-------- Dataset

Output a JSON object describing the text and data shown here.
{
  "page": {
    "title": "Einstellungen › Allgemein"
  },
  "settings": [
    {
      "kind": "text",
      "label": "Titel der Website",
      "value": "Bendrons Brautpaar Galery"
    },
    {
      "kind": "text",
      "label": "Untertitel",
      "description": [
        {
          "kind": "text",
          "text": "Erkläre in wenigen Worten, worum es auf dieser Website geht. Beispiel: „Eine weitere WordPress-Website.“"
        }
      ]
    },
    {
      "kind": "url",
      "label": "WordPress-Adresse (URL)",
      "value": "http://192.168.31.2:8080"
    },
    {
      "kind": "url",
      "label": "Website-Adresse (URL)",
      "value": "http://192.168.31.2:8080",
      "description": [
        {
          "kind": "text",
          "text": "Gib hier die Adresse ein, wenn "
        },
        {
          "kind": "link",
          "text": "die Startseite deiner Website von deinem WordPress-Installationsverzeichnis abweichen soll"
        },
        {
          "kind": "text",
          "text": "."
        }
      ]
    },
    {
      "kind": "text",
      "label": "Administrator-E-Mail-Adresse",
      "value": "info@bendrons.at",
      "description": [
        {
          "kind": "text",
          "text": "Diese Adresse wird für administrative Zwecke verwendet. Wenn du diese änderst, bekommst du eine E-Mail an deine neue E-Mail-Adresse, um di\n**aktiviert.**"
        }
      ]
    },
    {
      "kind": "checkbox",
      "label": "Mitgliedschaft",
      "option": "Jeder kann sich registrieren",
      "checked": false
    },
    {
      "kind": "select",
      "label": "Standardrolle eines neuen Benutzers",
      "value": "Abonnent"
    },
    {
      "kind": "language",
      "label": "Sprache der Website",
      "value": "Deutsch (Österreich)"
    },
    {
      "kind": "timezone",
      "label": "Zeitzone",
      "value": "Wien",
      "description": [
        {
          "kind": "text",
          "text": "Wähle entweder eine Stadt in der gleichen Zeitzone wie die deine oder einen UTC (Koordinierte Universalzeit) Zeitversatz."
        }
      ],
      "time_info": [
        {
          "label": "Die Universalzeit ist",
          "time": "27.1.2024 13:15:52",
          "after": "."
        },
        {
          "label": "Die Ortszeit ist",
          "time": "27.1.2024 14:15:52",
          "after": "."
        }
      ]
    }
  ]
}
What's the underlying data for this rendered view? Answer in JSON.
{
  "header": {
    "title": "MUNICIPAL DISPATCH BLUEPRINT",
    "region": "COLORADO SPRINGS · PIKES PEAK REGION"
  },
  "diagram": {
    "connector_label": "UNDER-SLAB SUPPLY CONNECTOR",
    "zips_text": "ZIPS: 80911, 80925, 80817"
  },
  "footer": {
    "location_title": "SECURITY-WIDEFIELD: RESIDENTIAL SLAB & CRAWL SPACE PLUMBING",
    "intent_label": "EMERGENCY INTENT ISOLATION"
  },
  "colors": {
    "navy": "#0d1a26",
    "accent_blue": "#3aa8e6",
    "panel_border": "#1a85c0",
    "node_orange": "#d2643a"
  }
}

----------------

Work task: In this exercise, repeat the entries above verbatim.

Response:
Output a JSON object describing the text and data shown here.
{
  "page": {
    "title": "Einstellungen › Allgemein"
  },
  "settings": [
    {
      "kind": "text",
      "label": "Titel der Website",
      "value": "Bendrons Brautpaar Galery"
    },
    {
      "kind": "text",
      "label": "Untertitel",
      "description": [
        {
          "kind": "text",
          "text": "Erkläre in wenigen Worten, worum es auf dieser Website geht. Beispiel: „Eine weitere WordPress-Website.“"
        }
      ]
    },
    {
      "kind": "url",
      "label": "WordPress-Adresse (URL)",
      "value": "http://192.168.31.2:8080"
    },
    {
      "kind": "url",
      "label": "Website-Adresse (URL)",
      "value": "http://192.168.31.2:8080",
      "description": [
        {
          "kind": "text",
          "text": "Gib hier die Adresse ein, wenn "
        },
        {
          "kind": "link",
          "text": "die Startseite deiner Website von deinem WordPress-Installationsverzeichnis abweichen soll"
        },
        {
          "kind": "text",
          "text": "."
        }
      ]
    },
    {
      "kind": "text",
      "label": "Administrator-E-Mail-Adresse",
      "value": "info@bendrons.at",
      "description": [
        {
          "kind": "text",
          "text": "Diese Adresse wird für administrative Zwecke verwendet. Wenn du diese änderst, bekommst du eine E-Mail an deine neue E-Mail-Adresse, um di\n**aktiviert.**"
        }
      ]
    },
    {
      "kind": "checkbox",
      "label": "Mitgliedschaft",
      "option": "Jeder kann sich registrieren",
      "checked": false
    },
    {
      "kind": "select",
      "label": "Standardrolle eines neuen Benutzers",
      "value": "Abonnent"
    },
    {
      "kind": "language",
      "label": "Sprache der Website",
      "value": "Deutsch (Österreich)"
    },
    {
      "kind": "timezone",
      "label": "Zeitzone",
      "value": "Wien",
      "description": [
        {
          "kind": "text",
          "text": "Wähle entweder eine Stadt in der gleichen Zeitzone wie die deine oder einen UTC (Koordinierte Universalzeit) Zeitversatz."
        }
      ],
      "time_info": [
        {
          "label": "Die Universalzeit ist",
          "time": "27.1.2024 13:15:52",
          "after": "."
        },
        {
          "label": "Die Ortszeit ist",
          "time": "27.1.2024 14:15:52",
          "after": "."
        }
      ]
    }
  ]
}
What's the underlying data for this rendered view? Answer in JSON.
{
  "header": {
    "title": "MUNICIPAL DISPATCH BLUEPRINT",
    "region": "COLORADO SPRINGS · PIKES PEAK REGION"
  },
  "diagram": {
    "connector_label": "UNDER-SLAB SUPPLY CONNECTOR",
    "zips_text": "ZIPS: 80911, 80925, 80817"
  },
  "footer": {
    "location_title": "SECURITY-WIDEFIELD: RESIDENTIAL SLAB & CRAWL SPACE PLUMBING",
    "intent_label": "EMERGENCY INTENT ISOLATION"
  },
  "colors": {
    "navy": "#0d1a26",
    "accent_blue": "#3aa8e6",
    "panel_border": "#1a85c0",
    "node_orange": "#d2643a"
  }
}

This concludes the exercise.